  27. ^ Jolly, Rick (2000). Jackspeak: A Guide to British Naval Slang & Usage. FoSAMMA. ISBN 0-9514305-2-1.
  28. ^ Hill, J. R. (1989). Arms Control at Sea. Routledge. p. 35. ISBN 0-415-01280-5. Underhand... and damned Un-English... treat all submarines as pirates in wartime ... and hang all crews. cites Marder, A. J., ed. (1961). Fear God and Dread Nought: The correspondence of Admiral of the Fleet Lord Fisher of Kilverstone (Volume I). Oxford University Press. p. 332.
  29. ^ Lambert. The Submarine Service, 1900–1918. p. xi.
  30. ^ "The Jolly Roger". Royal Navy Submarine Museum. 2010. Archived from the original on 4 March 2016. Retrieved 14 April 2017.
  31. ^ "A Tribute to the Past". Royal Navy Submarines. Archived from the original on 29 May 2006. Retrieved 24 May 2006.
  32. ^ a b "New badge for trainee Royal Navy submariners". Retrieved 22 January 2022.
  33. ^ "Submarines". Royal Navy. Archived from the original on 30 October 2011. Retrieved 19 October 2011.
  34. ^ "Fleet Submarines (SSN) : Submarine Service : Operations and Support". Royal Navy.

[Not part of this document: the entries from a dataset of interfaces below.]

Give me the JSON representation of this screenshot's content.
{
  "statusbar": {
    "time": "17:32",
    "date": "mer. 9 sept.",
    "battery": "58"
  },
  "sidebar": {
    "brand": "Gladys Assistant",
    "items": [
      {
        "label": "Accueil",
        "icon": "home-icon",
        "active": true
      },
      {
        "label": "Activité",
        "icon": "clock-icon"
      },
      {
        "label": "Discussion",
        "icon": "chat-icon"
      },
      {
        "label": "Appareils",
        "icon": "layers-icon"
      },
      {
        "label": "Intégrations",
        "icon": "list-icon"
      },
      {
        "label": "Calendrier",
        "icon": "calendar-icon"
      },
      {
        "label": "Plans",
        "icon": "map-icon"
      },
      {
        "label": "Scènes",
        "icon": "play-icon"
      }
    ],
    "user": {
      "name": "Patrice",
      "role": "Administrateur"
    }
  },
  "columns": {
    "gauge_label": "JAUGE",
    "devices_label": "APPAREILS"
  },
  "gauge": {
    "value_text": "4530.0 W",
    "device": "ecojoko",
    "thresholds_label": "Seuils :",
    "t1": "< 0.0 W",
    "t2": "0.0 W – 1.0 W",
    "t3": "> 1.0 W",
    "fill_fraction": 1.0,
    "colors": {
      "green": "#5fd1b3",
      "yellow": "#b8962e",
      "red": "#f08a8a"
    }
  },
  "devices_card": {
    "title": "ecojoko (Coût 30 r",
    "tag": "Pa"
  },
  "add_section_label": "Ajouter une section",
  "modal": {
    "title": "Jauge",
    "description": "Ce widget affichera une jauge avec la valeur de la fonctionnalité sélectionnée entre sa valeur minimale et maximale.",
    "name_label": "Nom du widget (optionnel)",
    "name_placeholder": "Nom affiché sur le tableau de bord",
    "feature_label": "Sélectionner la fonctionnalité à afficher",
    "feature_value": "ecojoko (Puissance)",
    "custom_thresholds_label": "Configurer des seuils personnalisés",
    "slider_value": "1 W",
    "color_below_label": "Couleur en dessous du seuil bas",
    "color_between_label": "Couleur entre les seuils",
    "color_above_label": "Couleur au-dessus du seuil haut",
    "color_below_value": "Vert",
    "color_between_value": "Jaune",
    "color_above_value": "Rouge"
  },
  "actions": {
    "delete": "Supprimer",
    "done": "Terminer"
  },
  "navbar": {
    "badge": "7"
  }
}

Archived from the original on 6 September 2008.
  35. ^
  36. ^ "Continuous At Sea Deterrent". Royal Navy. Archived from the original on 2 June 2014. Retrieved 16 June 2014.

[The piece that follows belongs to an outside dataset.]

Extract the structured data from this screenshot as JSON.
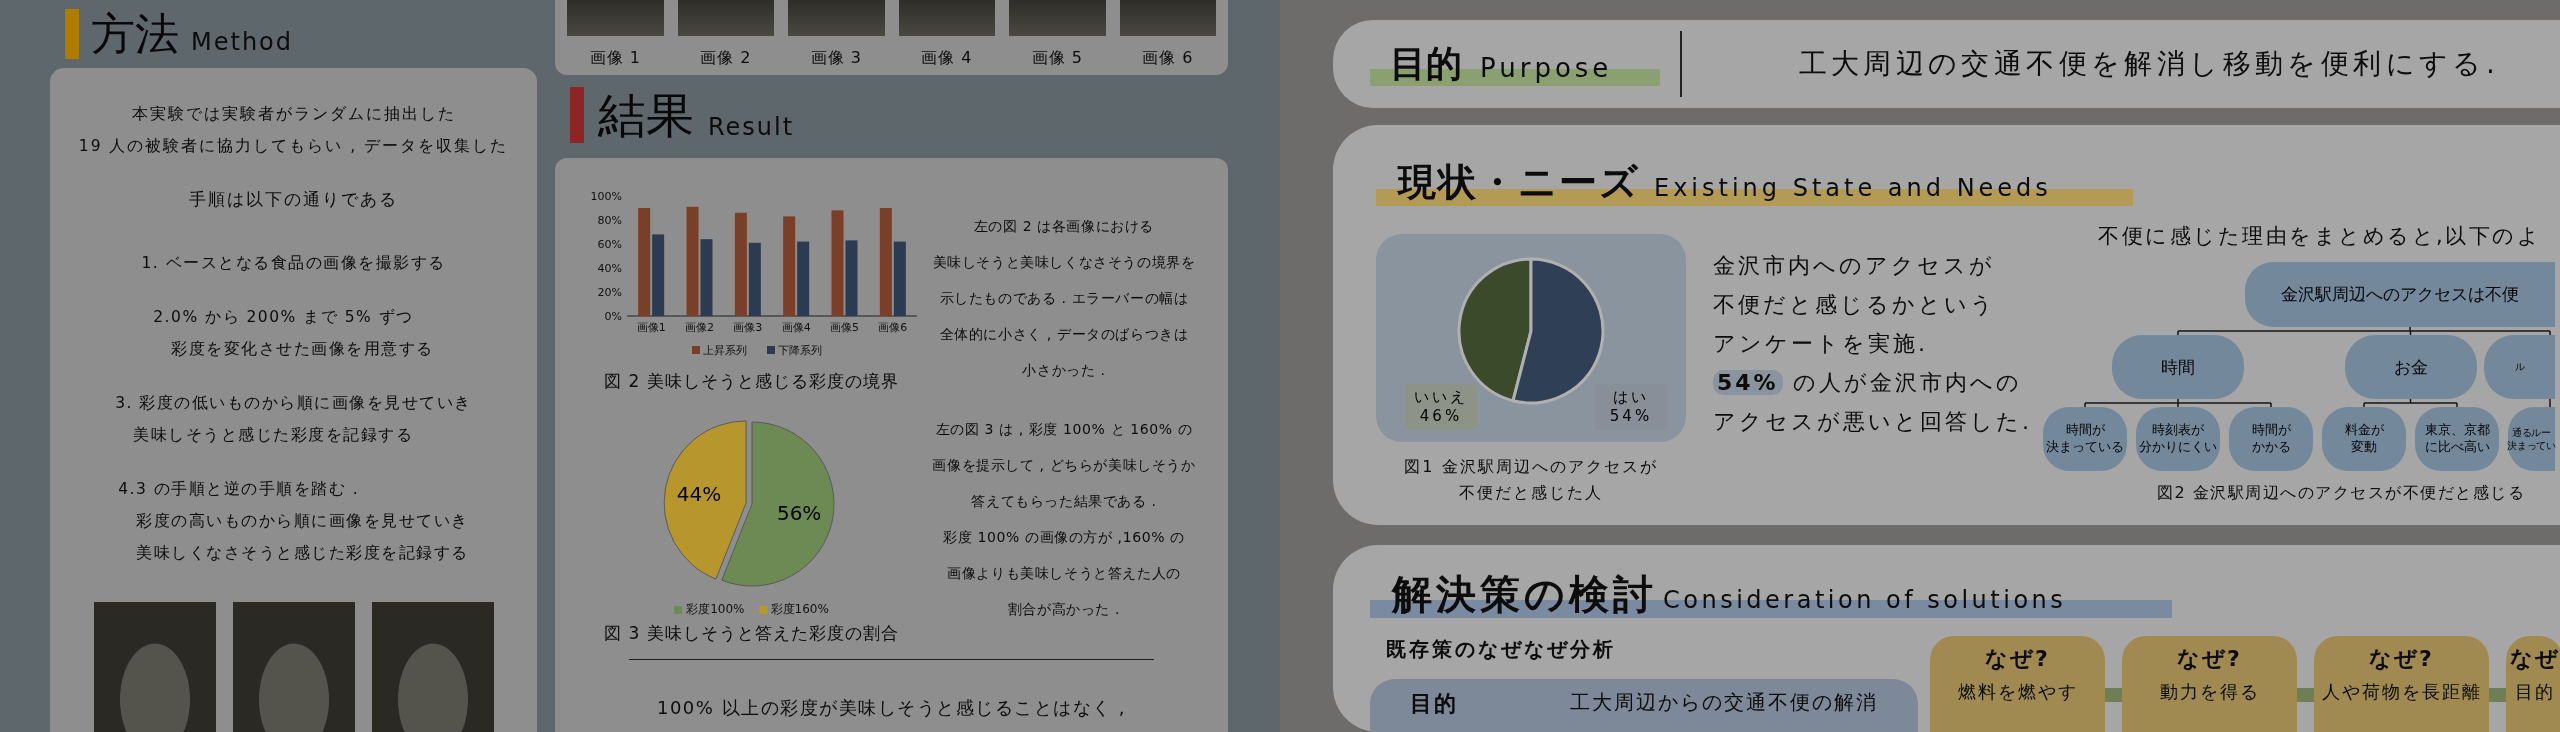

  37. ^ a b Higginson, Nick (30 July 2019). "Strategy for submarines". Nuclear Engineering International. Retrieved 6 December 2019.
  38. ^ "How Babcock plans to decommission UK nuclear submarines". Nuclear Engineering International. 14 February 2014. Archived from the original on 24 February 2014. Retrieved 19 February 2014.
  39. ^ Morris, Jonathan (3 June 2015). "Laid-up nuclear submarines at Rosyth and Devonport cost £16m". BBC News. Archived from the original on 3 June 2015. Retrieved 5 June 2015.
  40. ^ "Multiple risks to delivery of nuclear deterrent – News from Parliament". UK Parliament. Retrieved 18 May 2019.
  41. ^ "NAO hits out at UK MoD over nuclear submarine disposal | Jane's 360". Retrieved 18 May 2019.
  42. ^ Pollard, Luke (24 June 2019). "Let's begin the process of recycling our nuclear submarines". Merit Group. Retrieved 10 December 2019.
  43. ^ "Babcock contracted to provide Astute 6 & 7 weapons handling and launch system". Babcock International Group plc. 1 February 2013. Archived from the original on 15 April 2017. Retrieved 14 April 2017.
  44. ^ "New Successor Submarines Named". UK Government (Press release). 21 October 2016. Archived from the original on 22 October 2016. Retrieved 21 October 2016.
  45. ^ "New nuclear submarine given famous naval name". BBC News. 21 October 2016. Archived from the original on 21 October 2016. Retrieved 21 October 2016.
  46. ^ Heappey, James (6 February 2020). "HMS Audacious".
  47. ^ "Submarine Delivery Agency Corporate Plan 2018–2019" (PDF). Submarine Delivery Agency. 1 April 2018. Retrieved 2 May 2019.
  48. ^ "SDA Project Manager". Matchtch. 18 February 2020. Retrieved 28 June 2020.


Further reading[edit]

  • Hackmann, Willem (1984). Seek & Strike: Sonar, anti-submarine warfare and the Royal Navy 1914–54. London: Her Majesty's Stationery Office. ISBN 0-11-290423-8.

External links[edit]